Aim of the task
Could you retype the entries below exactly, omitting every picture?

Component data from apps and pages:
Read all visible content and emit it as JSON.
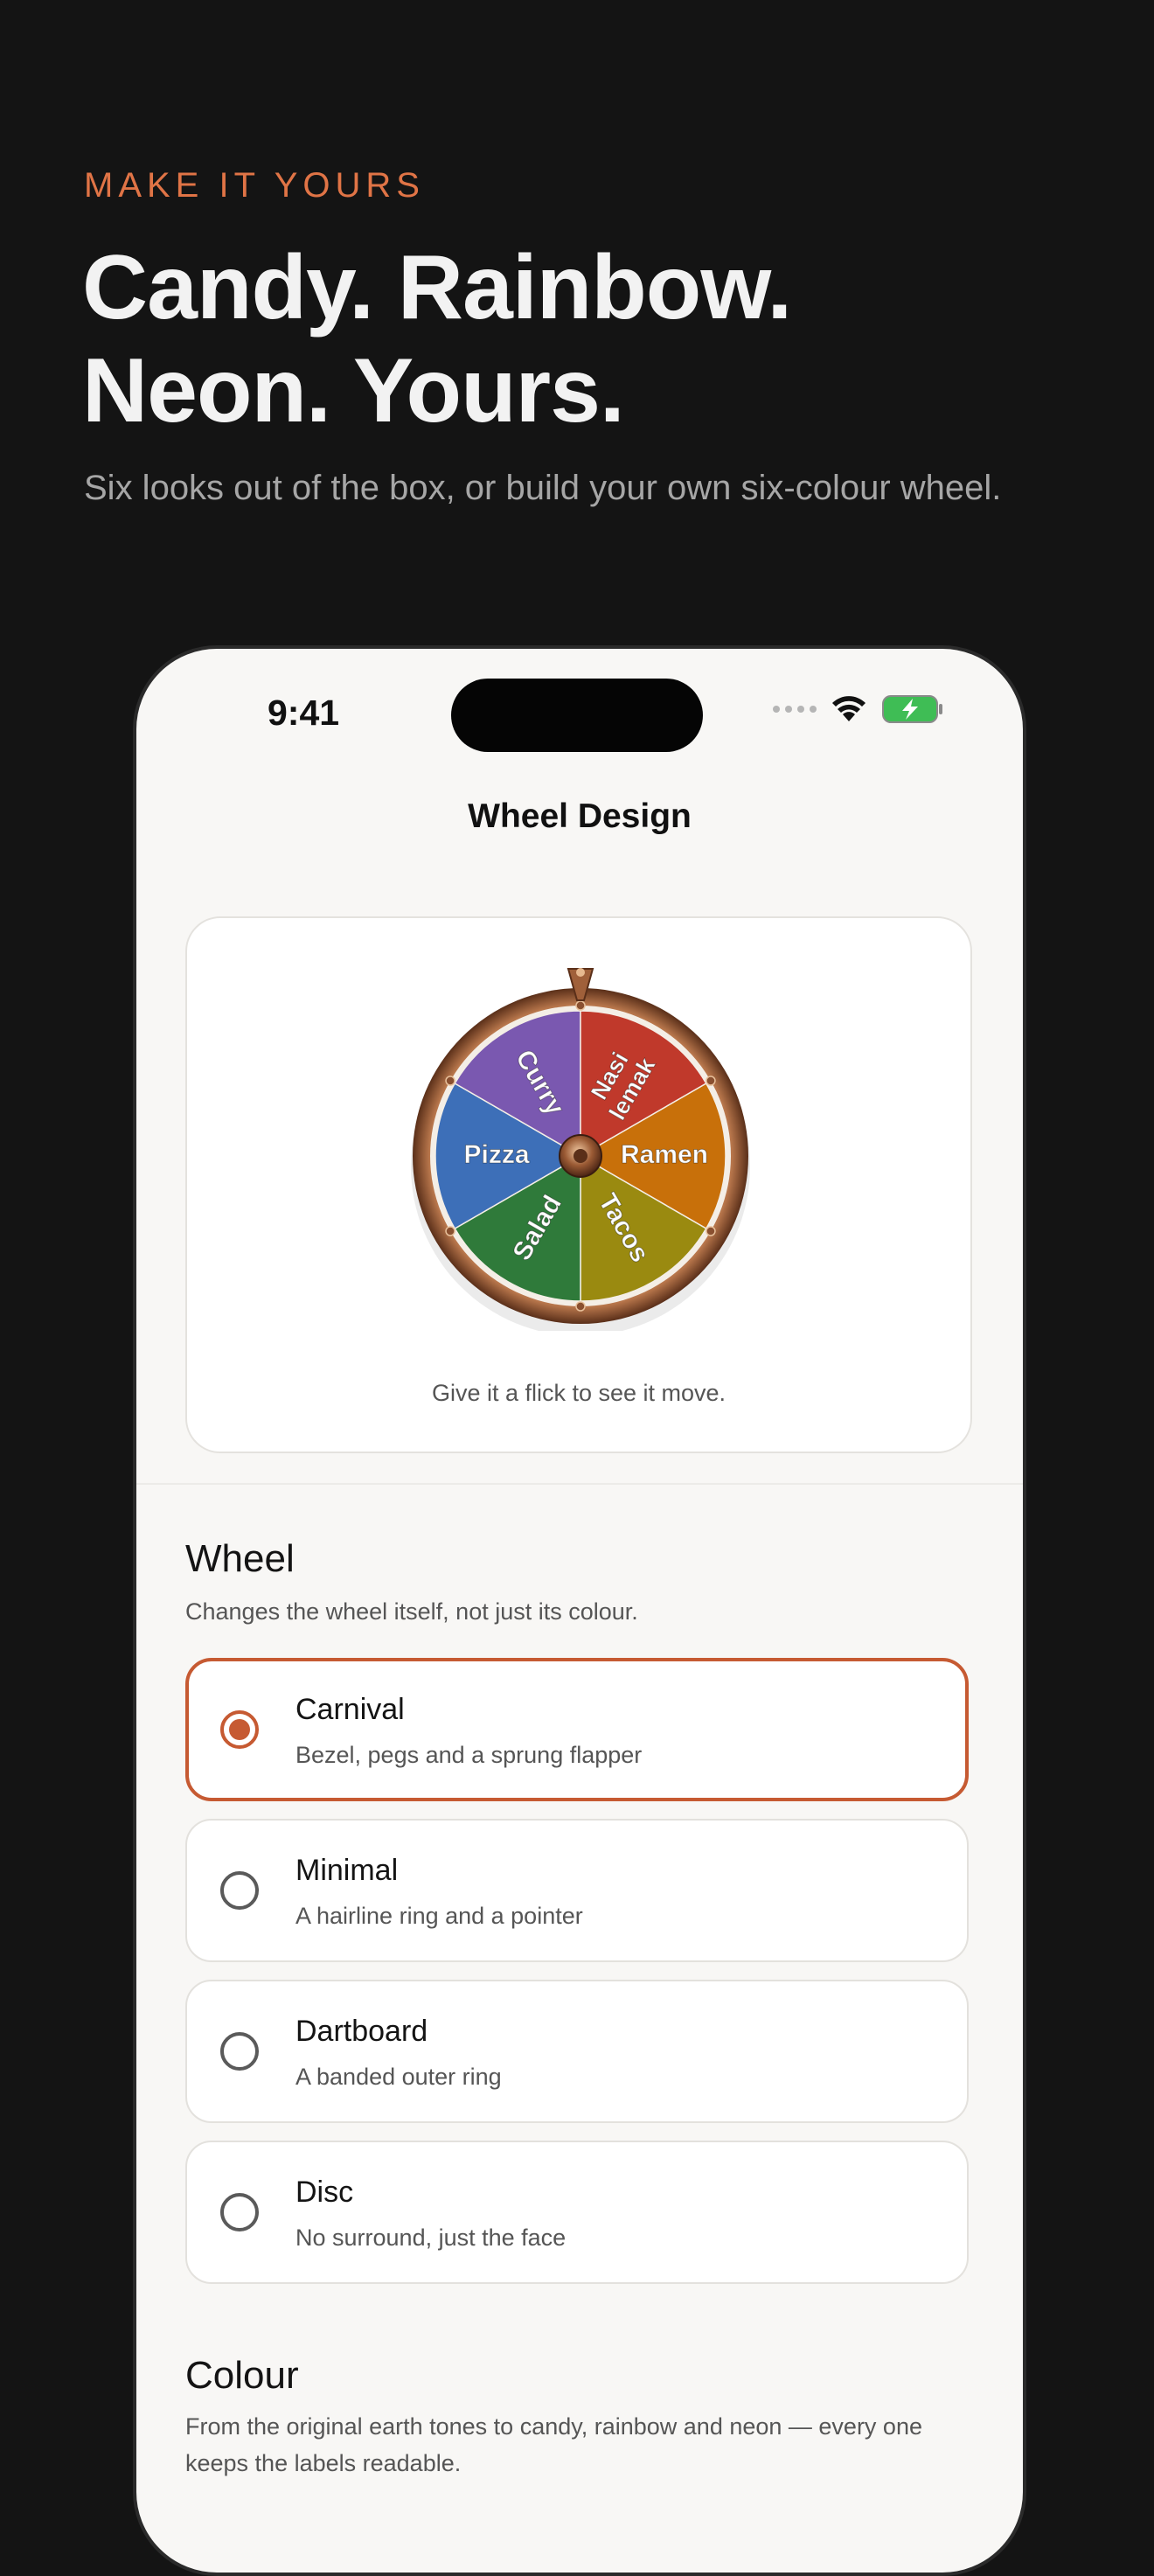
{
  "hero": {
    "eyebrow": "MAKE IT YOURS",
    "title_line1": "Candy. Rainbow.",
    "title_line2": "Neon. Yours.",
    "subtitle": "Six looks out of the box, or build your own six-colour wheel."
  },
  "status_bar": {
    "time": "9:41"
  },
  "nav": {
    "title": "Wheel Design"
  },
  "preview": {
    "caption": "Give it a flick to see it move.",
    "segments": [
      {
        "label": "Ramen",
        "color": "#c8700a"
      },
      {
        "label": "Tacos",
        "color": "#9a8a10"
      },
      {
        "label": "Salad",
        "color": "#2f7a3a"
      },
      {
        "label": "Pizza",
        "color": "#3d6fb8"
      },
      {
        "label": "Curry",
        "color": "#7a58b0"
      },
      {
        "label": "Nasi lemak",
        "color": "#c0392b"
      }
    ]
  },
  "wheel_section": {
    "title": "Wheel",
    "description": "Changes the wheel itself, not just its colour.",
    "options": [
      {
        "name": "Carnival",
        "description": "Bezel, pegs and a sprung flapper",
        "selected": true
      },
      {
        "name": "Minimal",
        "description": "A hairline ring and a pointer",
        "selected": false
      },
      {
        "name": "Dartboard",
        "description": "A banded outer ring",
        "selected": false
      },
      {
        "name": "Disc",
        "description": "No surround, just the face",
        "selected": false
      }
    ]
  },
  "colour_section": {
    "title": "Colour",
    "description": "From the original earth tones to candy, rainbow and neon — every one keeps the labels readable."
  },
  "colors": {
    "accent": "#c65a32",
    "eyebrow": "#e07446"
  }
}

Expected answer
Read all visible content and emit it as JSON.
{
  "hero": {
    "eyebrow": "MAKE IT YOURS",
    "title_line1": "Candy. Rainbow.",
    "title_line2": "Neon. Yours.",
    "subtitle": "Six looks out of the box, or build your own six-colour wheel."
  },
  "status_bar": {
    "time": "9:41"
  },
  "nav": {
    "title": "Wheel Design"
  },
  "preview": {
    "caption": "Give it a flick to see it move.",
    "segments": [
      {
        "label": "Ramen",
        "color": "#c8700a"
      },
      {
        "label": "Tacos",
        "color": "#9a8a10"
      },
      {
        "label": "Salad",
        "color": "#2f7a3a"
      },
      {
        "label": "Pizza",
        "color": "#3d6fb8"
      },
      {
        "label": "Curry",
        "color": "#7a58b0"
      },
      {
        "label": "Nasi lemak",
        "color": "#c0392b"
      }
    ]
  },
  "wheel_section": {
    "title": "Wheel",
    "description": "Changes the wheel itself, not just its colour.",
    "options": [
      {
        "name": "Carnival",
        "description": "Bezel, pegs and a sprung flapper",
        "selected": true
      },
      {
        "name": "Minimal",
        "description": "A hairline ring and a pointer",
        "selected": false
      },
      {
        "name": "Dartboard",
        "description": "A banded outer ring",
        "selected": false
      },
      {
        "name": "Disc",
        "description": "No surround, just the face",
        "selected": false
      }
    ]
  },
  "colour_section": {
    "title": "Colour",
    "description": "From the original earth tones to candy, rainbow and neon — every one keeps the labels readable."
  },
  "colors": {
    "accent": "#c65a32",
    "eyebrow": "#e07446"
  }
}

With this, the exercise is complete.